This point is particularly important if we are to understand citizens’ perceptions of the euro. They are embedded in political orientations and general societal questions. The focus groups suggest that the euro is just one small element in a much larger, more blurry political system. People find it difficult to see how the euro itself brings up political questions like solidarity or national autonomy. While the euro crisis is a familiar theme, most do not link it to the currency in their pockets.
People are therefore not likely to base their opinion on the euro on how it is connected to questions of monetary policy making, national autonomy or solidarity. Instead, they would evaluate it as an object in their daily lives, something that made travelling easier, or something they feel led to price increases in the years after its introduction. Or, they will base their opinion on their stance towards European integration, or even politics in general.
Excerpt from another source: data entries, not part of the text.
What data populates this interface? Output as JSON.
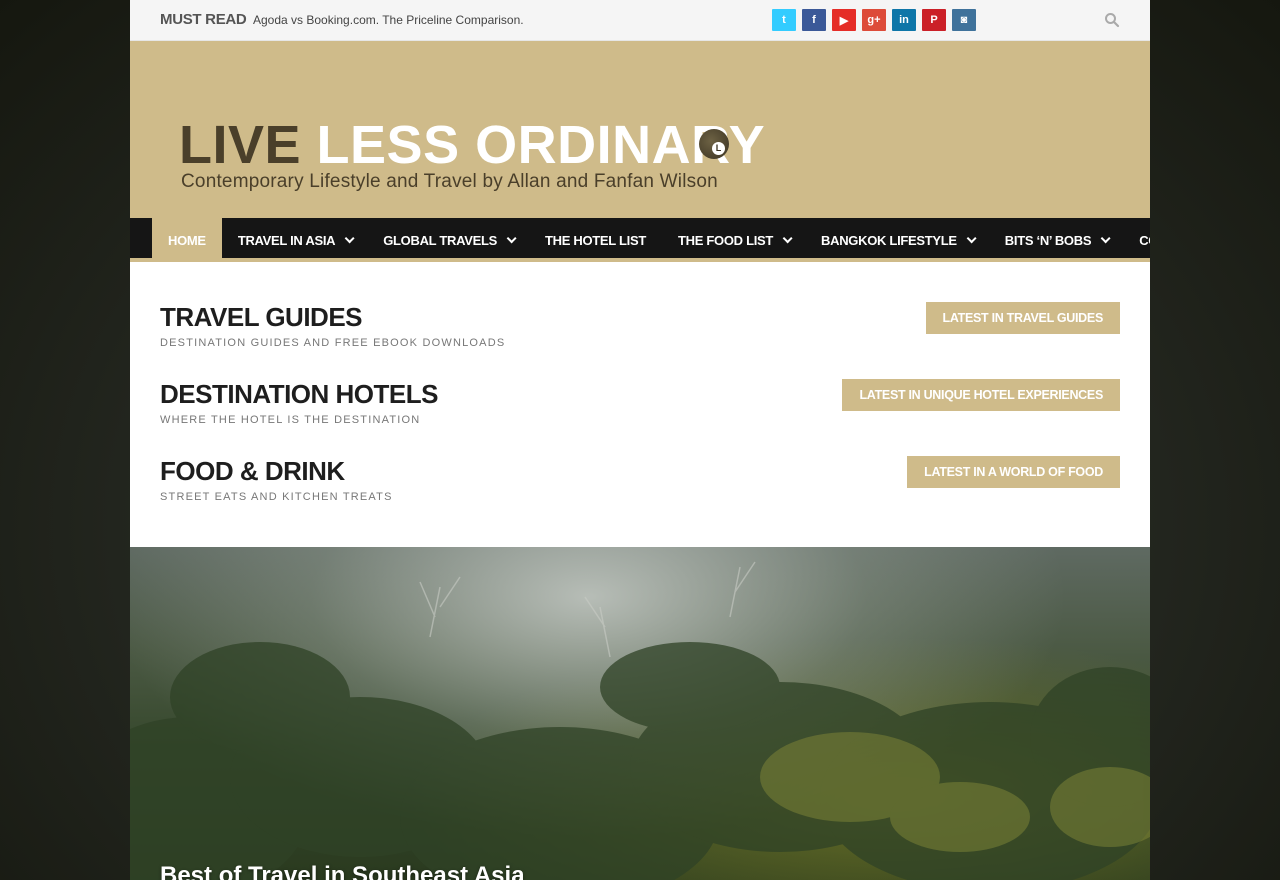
{
  "topbar": {
    "must_read_label": "MUST READ",
    "must_read_link": "Agoda vs Booking.com. The Priceline Comparison.",
    "socials": [
      {
        "icon": "twitter-icon",
        "glyph": "t",
        "color": "#33ccff"
      },
      {
        "icon": "facebook-icon",
        "glyph": "f",
        "color": "#3b5998"
      },
      {
        "icon": "youtube-icon",
        "glyph": "▶",
        "color": "#e52d27"
      },
      {
        "icon": "google-plus-icon",
        "glyph": "g+",
        "color": "#dd4b39"
      },
      {
        "icon": "linkedin-icon",
        "glyph": "in",
        "color": "#0e76a8"
      },
      {
        "icon": "pinterest-icon",
        "glyph": "P",
        "color": "#cb2027"
      },
      {
        "icon": "instagram-icon",
        "glyph": "◙",
        "color": "#3f729b"
      }
    ]
  },
  "header": {
    "logo_word1": "LIVE",
    "logo_word2": "LESS ORDINARY",
    "logo_badge": "L",
    "tagline": "Contemporary Lifestyle and Travel by Allan and Fanfan Wilson",
    "bg_color": "#cfbb8a"
  },
  "nav": {
    "items": [
      {
        "label": "HOME",
        "dropdown": false,
        "active": true
      },
      {
        "label": "TRAVEL IN ASIA",
        "dropdown": true
      },
      {
        "label": "GLOBAL TRAVELS",
        "dropdown": true
      },
      {
        "label": "THE HOTEL LIST",
        "dropdown": false
      },
      {
        "label": "THE FOOD LIST",
        "dropdown": true
      },
      {
        "label": "BANGKOK LIFESTYLE",
        "dropdown": true
      },
      {
        "label": "BITS ‘N’ BOBS",
        "dropdown": true
      },
      {
        "label": "CONTACT",
        "dropdown": true
      }
    ]
  },
  "sections": [
    {
      "title": "TRAVEL GUIDES",
      "subtitle": "DESTINATION GUIDES AND FREE EBOOK DOWNLOADS",
      "button": "LATEST IN TRAVEL GUIDES"
    },
    {
      "title": "DESTINATION HOTELS",
      "subtitle": "WHERE THE HOTEL IS THE DESTINATION",
      "button": "LATEST IN UNIQUE HOTEL EXPERIENCES"
    },
    {
      "title": "FOOD & DRINK",
      "subtitle": "STREET EATS AND KITCHEN TREATS",
      "button": "LATEST IN A WORLD OF FOOD"
    }
  ],
  "hero": {
    "title": "Best of Travel in Southeast Asia"
  }
}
For example, those who oppose it might do so because they see it as part of an elite project that they distrust, not because they dislike the powers of the European Central Bank, or the Stability and Growth Pact rules.
Understanding how citizens make sense of the euro adds important insights when interpreting survey results. For most citizens, the euro is not politicized, and they do not have a strong opinion on it. They might have an opinion on the politics of the Eurozone, such as the need for solidarity between countries. Or, they might have an opinion on European integration in general, and evaluate the euro along these broad lines. But for most, the euro itself is just a practical artefact that is taken for granted.
Can the euro be politicized?
This is not the first study that addresses the puzzling high support for the euro. Earlier survey-based studies looking at support during the euro crisis suggested that a sort of ‘Stockholm-syndrome’ might be at stake: while citizens, especially in Southern countries, might feel being ‘hostages’ of the euro, they are even more afraid of abandoning it.
My study suggests a different explanation. More than fearing the consequences of leaving the euro, citizens do not attach strong political and economic consequences to the euro in the first place. Perceiving it more as a practical object, citizens are not likely to question the currency itself. If they evaluate it at all, they are likely to do so on the basis of its practical consequences. When citizens do perceive the euro in a more political way, their opinions are shaped by their general support for, or opposition to, European politics.
This does not mean that the euro is safe from public contestation. Citizens might still question side effects of the euro, such as a need for solidarity. In case of a future crisis, political entrepreneurs might then try to use such political disagreements to mobilize citizens against the euro. Indeed, citizens’ indifference towards the euro also means there is no strongly felt support for it either, which might be in favour of those campaigning against it.
However, given the difficulty people seem to have in linking the consequences of a common currency with the euro itself, political campaigners would have a hard time in selling their message. Not even the euro crisis was enough to bring this message across to the general public.
Does this mean that it is more difficult than it may seem to mobilize citizens against the euro as a project? We cannot say that for sure. But my research findings suggest a potential shift towards a debate that questions political choices, rather than folded around the legitimacy of the euro or of the institutions underpinning it.
A longer version of this post was published by Joris Melman and Giuseppe Porcaro on the Bruegel Blog: Europeans take the Euro for granted.